(Web page and app entries)

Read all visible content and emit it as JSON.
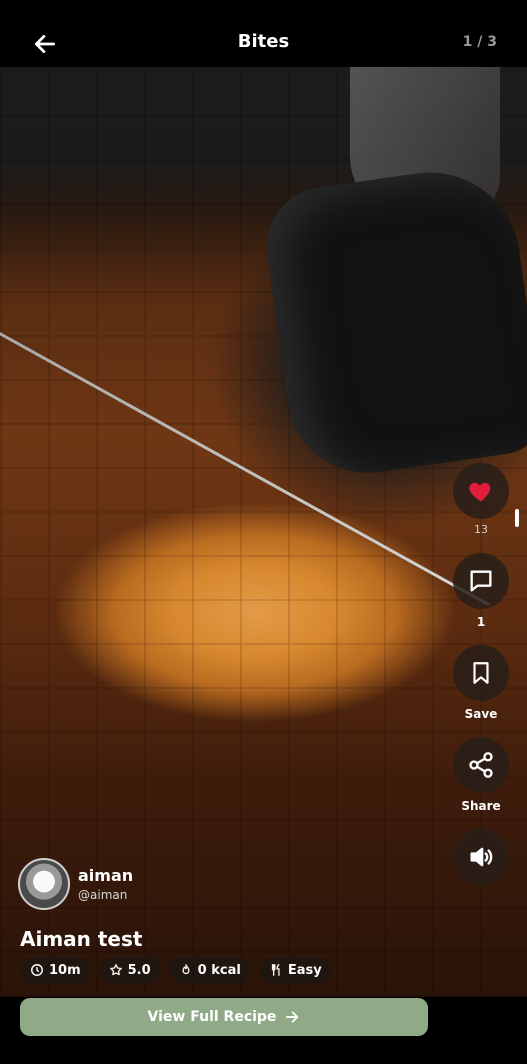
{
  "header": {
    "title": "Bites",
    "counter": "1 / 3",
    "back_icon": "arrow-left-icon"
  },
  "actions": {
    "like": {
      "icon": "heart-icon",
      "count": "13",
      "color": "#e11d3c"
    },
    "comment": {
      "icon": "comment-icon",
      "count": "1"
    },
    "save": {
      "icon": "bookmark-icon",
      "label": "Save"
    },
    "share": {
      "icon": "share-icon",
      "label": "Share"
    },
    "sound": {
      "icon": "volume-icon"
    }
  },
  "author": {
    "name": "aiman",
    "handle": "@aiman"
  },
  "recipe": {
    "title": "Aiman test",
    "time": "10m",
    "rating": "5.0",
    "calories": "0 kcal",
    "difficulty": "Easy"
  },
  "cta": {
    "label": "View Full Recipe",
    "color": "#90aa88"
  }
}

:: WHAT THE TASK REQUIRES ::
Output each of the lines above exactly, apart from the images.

:: TASK RESPONSE ::
Read all visible content and emit it as JSON.
{
  "header": {
    "title": "Bites",
    "counter": "1 / 3",
    "back_icon": "arrow-left-icon"
  },
  "actions": {
    "like": {
      "icon": "heart-icon",
      "count": "13",
      "color": "#e11d3c"
    },
    "comment": {
      "icon": "comment-icon",
      "count": "1"
    },
    "save": {
      "icon": "bookmark-icon",
      "label": "Save"
    },
    "share": {
      "icon": "share-icon",
      "label": "Share"
    },
    "sound": {
      "icon": "volume-icon"
    }
  },
  "author": {
    "name": "aiman",
    "handle": "@aiman"
  },
  "recipe": {
    "title": "Aiman test",
    "time": "10m",
    "rating": "5.0",
    "calories": "0 kcal",
    "difficulty": "Easy"
  },
  "cta": {
    "label": "View Full Recipe",
    "color": "#90aa88"
  }
}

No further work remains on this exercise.